Stored items from a collection:
_ _ _ _ _ _ _

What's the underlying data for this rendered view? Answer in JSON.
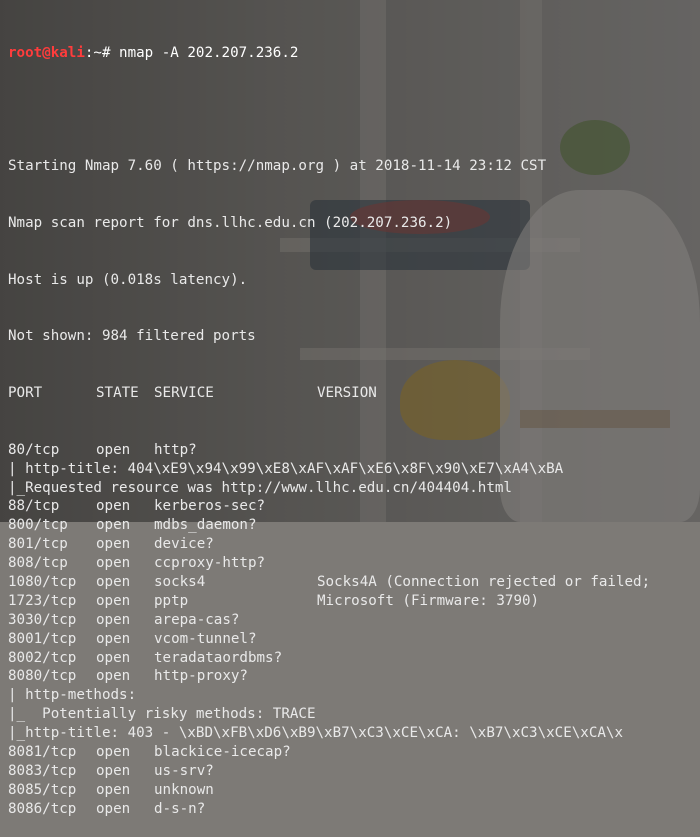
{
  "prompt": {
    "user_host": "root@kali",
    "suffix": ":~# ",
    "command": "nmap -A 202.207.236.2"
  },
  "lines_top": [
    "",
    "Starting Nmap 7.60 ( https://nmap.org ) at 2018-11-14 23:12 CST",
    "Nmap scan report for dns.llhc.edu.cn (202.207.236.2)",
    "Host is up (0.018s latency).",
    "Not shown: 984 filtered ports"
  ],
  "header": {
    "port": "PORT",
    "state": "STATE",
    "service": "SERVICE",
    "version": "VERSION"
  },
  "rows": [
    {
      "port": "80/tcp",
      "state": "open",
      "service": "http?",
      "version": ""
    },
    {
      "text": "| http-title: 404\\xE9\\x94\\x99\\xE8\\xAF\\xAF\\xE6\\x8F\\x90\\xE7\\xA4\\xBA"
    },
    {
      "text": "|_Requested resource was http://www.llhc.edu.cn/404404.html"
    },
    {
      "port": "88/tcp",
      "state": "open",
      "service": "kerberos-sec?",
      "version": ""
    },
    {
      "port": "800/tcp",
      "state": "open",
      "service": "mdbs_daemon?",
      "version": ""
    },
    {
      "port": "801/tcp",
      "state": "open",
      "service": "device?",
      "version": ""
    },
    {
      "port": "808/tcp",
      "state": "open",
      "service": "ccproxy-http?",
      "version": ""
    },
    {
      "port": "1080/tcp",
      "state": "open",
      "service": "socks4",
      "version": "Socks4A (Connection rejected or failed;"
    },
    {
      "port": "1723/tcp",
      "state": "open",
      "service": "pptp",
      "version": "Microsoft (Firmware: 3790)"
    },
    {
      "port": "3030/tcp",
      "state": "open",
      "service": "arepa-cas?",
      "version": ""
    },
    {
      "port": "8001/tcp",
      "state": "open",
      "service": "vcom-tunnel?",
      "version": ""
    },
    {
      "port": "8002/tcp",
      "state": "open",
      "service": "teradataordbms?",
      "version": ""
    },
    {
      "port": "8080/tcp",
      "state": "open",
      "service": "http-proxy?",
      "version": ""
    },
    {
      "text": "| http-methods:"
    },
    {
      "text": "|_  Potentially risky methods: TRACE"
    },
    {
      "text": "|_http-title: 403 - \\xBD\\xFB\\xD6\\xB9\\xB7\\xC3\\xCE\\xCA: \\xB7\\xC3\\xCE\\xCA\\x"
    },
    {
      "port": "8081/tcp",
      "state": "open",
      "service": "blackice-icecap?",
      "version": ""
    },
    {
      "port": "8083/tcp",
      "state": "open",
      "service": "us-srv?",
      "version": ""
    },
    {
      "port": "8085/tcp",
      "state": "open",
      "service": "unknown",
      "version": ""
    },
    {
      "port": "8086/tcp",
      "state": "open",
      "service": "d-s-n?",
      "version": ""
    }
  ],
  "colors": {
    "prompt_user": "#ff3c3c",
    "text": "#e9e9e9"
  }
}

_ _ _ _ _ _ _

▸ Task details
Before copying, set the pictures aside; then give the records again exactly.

▸ Answer space
What's the underlying data for this rendered view? Answer in JSON.
{
  "prompt": {
    "user_host": "root@kali",
    "suffix": ":~# ",
    "command": "nmap -A 202.207.236.2"
  },
  "lines_top": [
    "",
    "Starting Nmap 7.60 ( https://nmap.org ) at 2018-11-14 23:12 CST",
    "Nmap scan report for dns.llhc.edu.cn (202.207.236.2)",
    "Host is up (0.018s latency).",
    "Not shown: 984 filtered ports"
  ],
  "header": {
    "port": "PORT",
    "state": "STATE",
    "service": "SERVICE",
    "version": "VERSION"
  },
  "rows": [
    {
      "port": "80/tcp",
      "state": "open",
      "service": "http?",
      "version": ""
    },
    {
      "text": "| http-title: 404\\xE9\\x94\\x99\\xE8\\xAF\\xAF\\xE6\\x8F\\x90\\xE7\\xA4\\xBA"
    },
    {
      "text": "|_Requested resource was http://www.llhc.edu.cn/404404.html"
    },
    {
      "port": "88/tcp",
      "state": "open",
      "service": "kerberos-sec?",
      "version": ""
    },
    {
      "port": "800/tcp",
      "state": "open",
      "service": "mdbs_daemon?",
      "version": ""
    },
    {
      "port": "801/tcp",
      "state": "open",
      "service": "device?",
      "version": ""
    },
    {
      "port": "808/tcp",
      "state": "open",
      "service": "ccproxy-http?",
      "version": ""
    },
    {
      "port": "1080/tcp",
      "state": "open",
      "service": "socks4",
      "version": "Socks4A (Connection rejected or failed;"
    },
    {
      "port": "1723/tcp",
      "state": "open",
      "service": "pptp",
      "version": "Microsoft (Firmware: 3790)"
    },
    {
      "port": "3030/tcp",
      "state": "open",
      "service": "arepa-cas?",
      "version": ""
    },
    {
      "port": "8001/tcp",
      "state": "open",
      "service": "vcom-tunnel?",
      "version": ""
    },
    {
      "port": "8002/tcp",
      "state": "open",
      "service": "teradataordbms?",
      "version": ""
    },
    {
      "port": "8080/tcp",
      "state": "open",
      "service": "http-proxy?",
      "version": ""
    },
    {
      "text": "| http-methods:"
    },
    {
      "text": "|_  Potentially risky methods: TRACE"
    },
    {
      "text": "|_http-title: 403 - \\xBD\\xFB\\xD6\\xB9\\xB7\\xC3\\xCE\\xCA: \\xB7\\xC3\\xCE\\xCA\\x"
    },
    {
      "port": "8081/tcp",
      "state": "open",
      "service": "blackice-icecap?",
      "version": ""
    },
    {
      "port": "8083/tcp",
      "state": "open",
      "service": "us-srv?",
      "version": ""
    },
    {
      "port": "8085/tcp",
      "state": "open",
      "service": "unknown",
      "version": ""
    },
    {
      "port": "8086/tcp",
      "state": "open",
      "service": "d-s-n?",
      "version": ""
    }
  ],
  "colors": {
    "prompt_user": "#ff3c3c",
    "text": "#e9e9e9"
  }
}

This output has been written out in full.